Then it all falls to pieces with “Manic Mechanic”, which is one of the band’s worst songs by some considerably margin. It’s a full-on ‘what the hell were they thinking?’ moment, where you can only put it down to the band getting over-excited as they messed about with new production methods and studio trickery. As bad as ZZ Top’s later obsession with 80s prodiuction methods would get, at least it never got as bad as “Manic Mechanic” again.

Slips in quality control such as this aside, Deguello is an enjoyable straight-up rock and roll album. It also must have sounded oddly refreshing at a time when disco and punk held sway and ZZ-Top’s stadium rocking contemporaries were mired in AOR hell.

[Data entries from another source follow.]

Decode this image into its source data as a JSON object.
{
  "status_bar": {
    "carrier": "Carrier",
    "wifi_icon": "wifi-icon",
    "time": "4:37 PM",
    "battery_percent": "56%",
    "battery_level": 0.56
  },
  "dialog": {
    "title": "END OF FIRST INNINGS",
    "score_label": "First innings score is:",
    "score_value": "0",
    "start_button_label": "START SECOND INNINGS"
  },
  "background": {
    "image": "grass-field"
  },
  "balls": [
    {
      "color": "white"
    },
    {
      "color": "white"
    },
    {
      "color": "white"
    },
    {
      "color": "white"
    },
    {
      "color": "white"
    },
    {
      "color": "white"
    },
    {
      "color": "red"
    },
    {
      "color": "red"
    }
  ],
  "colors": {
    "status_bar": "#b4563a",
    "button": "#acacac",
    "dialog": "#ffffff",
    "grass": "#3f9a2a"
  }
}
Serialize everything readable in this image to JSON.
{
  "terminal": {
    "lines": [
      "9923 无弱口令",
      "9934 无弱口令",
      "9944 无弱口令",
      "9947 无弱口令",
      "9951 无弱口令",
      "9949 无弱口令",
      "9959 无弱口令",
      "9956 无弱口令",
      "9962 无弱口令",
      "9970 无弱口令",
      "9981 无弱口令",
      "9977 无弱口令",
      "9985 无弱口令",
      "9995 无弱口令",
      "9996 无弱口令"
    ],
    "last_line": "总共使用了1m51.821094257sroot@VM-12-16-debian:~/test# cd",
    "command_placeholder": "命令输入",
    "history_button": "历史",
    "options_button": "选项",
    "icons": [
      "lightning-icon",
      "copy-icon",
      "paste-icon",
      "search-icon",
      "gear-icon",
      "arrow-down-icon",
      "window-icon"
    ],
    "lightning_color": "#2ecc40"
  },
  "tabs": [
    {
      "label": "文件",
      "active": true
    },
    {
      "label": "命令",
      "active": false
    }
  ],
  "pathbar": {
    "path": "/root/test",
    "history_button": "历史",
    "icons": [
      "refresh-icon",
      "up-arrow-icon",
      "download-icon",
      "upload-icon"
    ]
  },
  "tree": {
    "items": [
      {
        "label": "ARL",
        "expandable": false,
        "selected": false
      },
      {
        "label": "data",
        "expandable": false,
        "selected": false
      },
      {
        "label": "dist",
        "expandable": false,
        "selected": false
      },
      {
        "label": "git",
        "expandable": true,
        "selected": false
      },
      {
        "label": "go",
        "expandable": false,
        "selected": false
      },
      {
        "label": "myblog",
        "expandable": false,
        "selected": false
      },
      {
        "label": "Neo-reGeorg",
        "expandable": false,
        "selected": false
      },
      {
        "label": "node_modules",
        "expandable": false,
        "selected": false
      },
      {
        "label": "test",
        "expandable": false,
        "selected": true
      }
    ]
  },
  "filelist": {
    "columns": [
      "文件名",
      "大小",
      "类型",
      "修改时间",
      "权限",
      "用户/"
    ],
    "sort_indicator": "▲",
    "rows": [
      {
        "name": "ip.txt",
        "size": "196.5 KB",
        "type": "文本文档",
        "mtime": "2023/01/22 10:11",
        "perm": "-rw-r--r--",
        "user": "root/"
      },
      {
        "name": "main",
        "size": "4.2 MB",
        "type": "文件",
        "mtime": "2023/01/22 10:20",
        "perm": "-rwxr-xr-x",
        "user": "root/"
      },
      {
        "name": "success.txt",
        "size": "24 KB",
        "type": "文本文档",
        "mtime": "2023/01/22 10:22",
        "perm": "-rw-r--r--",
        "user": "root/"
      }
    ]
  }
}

The second half of Deguello side-steps any notion of trying to be anything other than a good time rock and roll album. From “Dust my Broom”, to the rightly celebrated “Cheap Sunglasses”, where production techniques are again faffed-around with, but this time not to the dertiment of the song. “Cheap Sunglasses” has always been a great ZZ Top song on an overlooked ZZ Top album. That’s always been Deguello’s fate though. It’s a great rock and roll album, but it’s not one that has been a critic’s favourite, so it’s always been unfairly overlooked. As you listen to closing mid-paced rocker “Esther be the One”, you wonder how this tight and economical rock album by one of America’s premier rock bands hasn’t enjoyed more plaudits over the years. It comes in, does what it does with the minimum of fuss despite the odd lapse of focus and then calls it a night before it outstays it’s welcome.

If you like ZZ Top, but Deguello has so far passed you by, it’s well worth investigation. If you’re image of ZZ Top is of furry-gutar-wielding, drum-machine obsessed, MTV sell-outs, this album could very well change your mind.